As is evident from the paragraph extracted above if the Court is satisfied that a prima facie case is made out for proceeding further then a charge has to be framed. Per contra, if the evidence which the prosecution proposes to produce to prove the guilt of the accused, even if fully accepted before it is challenged by the cross-examination or rebutted by the defence evidence, if any, cannot show that accused committed the particular offence then the charge can be quashed.
From the decisions referred to in the same paragraph and the decisions already referred to above there was no bar to consider the material on record in the case on hand, which was collected during the course of investigation and produced before the court and particularly in view of the directions given earlier by the High Court.
In this view, the High Court looking to the material and documents that were made available at the stage of framing charges on their face value in the light of the directions given earlier in Criminal Revision No. 337/97 and bearing in mind the position in law concluded that charges could not be framed against the respondent, consequently, set aside the order of trial court and discharged the respondent.

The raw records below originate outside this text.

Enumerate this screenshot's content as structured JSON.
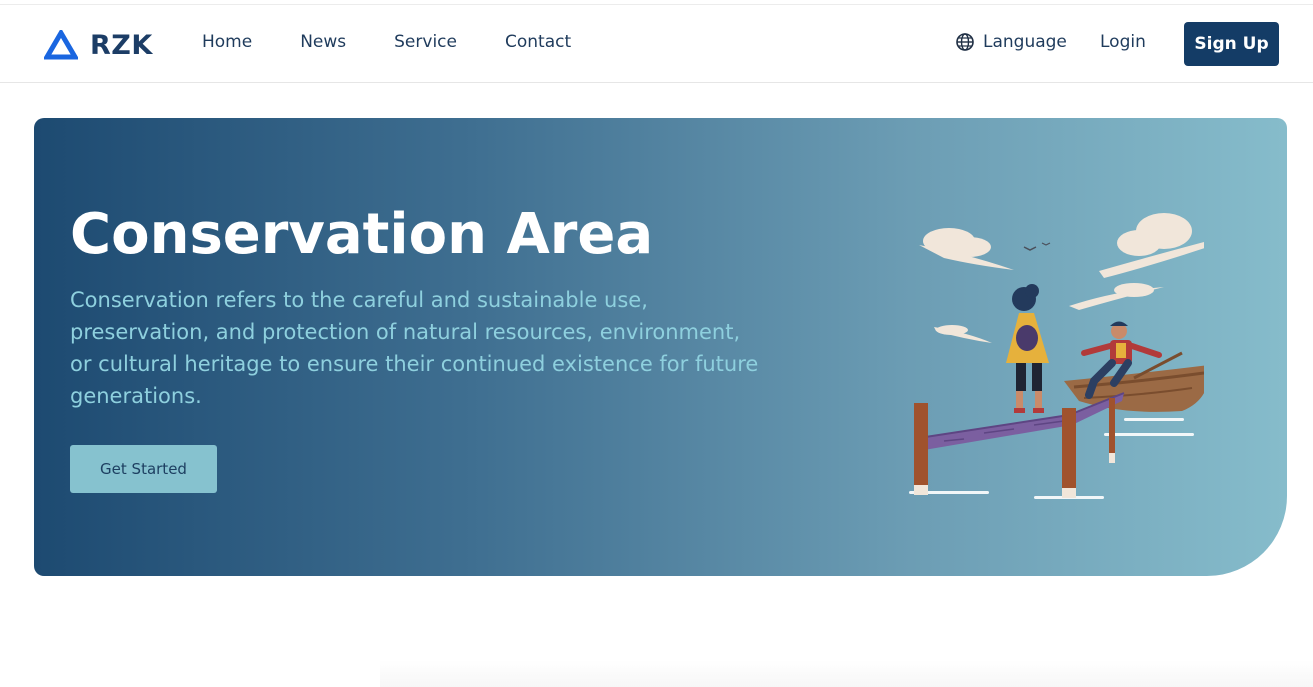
{
  "brand": {
    "name": "RZK",
    "logo_icon": "triangle-logo-icon"
  },
  "nav": {
    "links": [
      {
        "label": "Home"
      },
      {
        "label": "News"
      },
      {
        "label": "Service"
      },
      {
        "label": "Contact"
      }
    ],
    "language_label": "Language",
    "language_icon": "globe-icon",
    "login_label": "Login",
    "signup_label": "Sign Up"
  },
  "hero": {
    "title": "Conservation Area",
    "description": "Conservation refers to the careful and sustainable use, preservation, and protection of natural resources, environment, or cultural heritage to ensure their continued existence for future generations.",
    "cta_label": "Get Started",
    "illustration": "dock-and-rowboat-illustration"
  },
  "colors": {
    "primary": "#143c66",
    "hero_gradient_start": "#1d4a71",
    "hero_gradient_end": "#86bccb",
    "hero_text_accent": "#8ed0de",
    "cta_bg": "#86c2cf"
  }
}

On the facts and in the circumstances of the case and having regard to the legal position stated above, we see no good reason or valid ground to upset the impugned order.
Hence the petition is dismissed. No costs.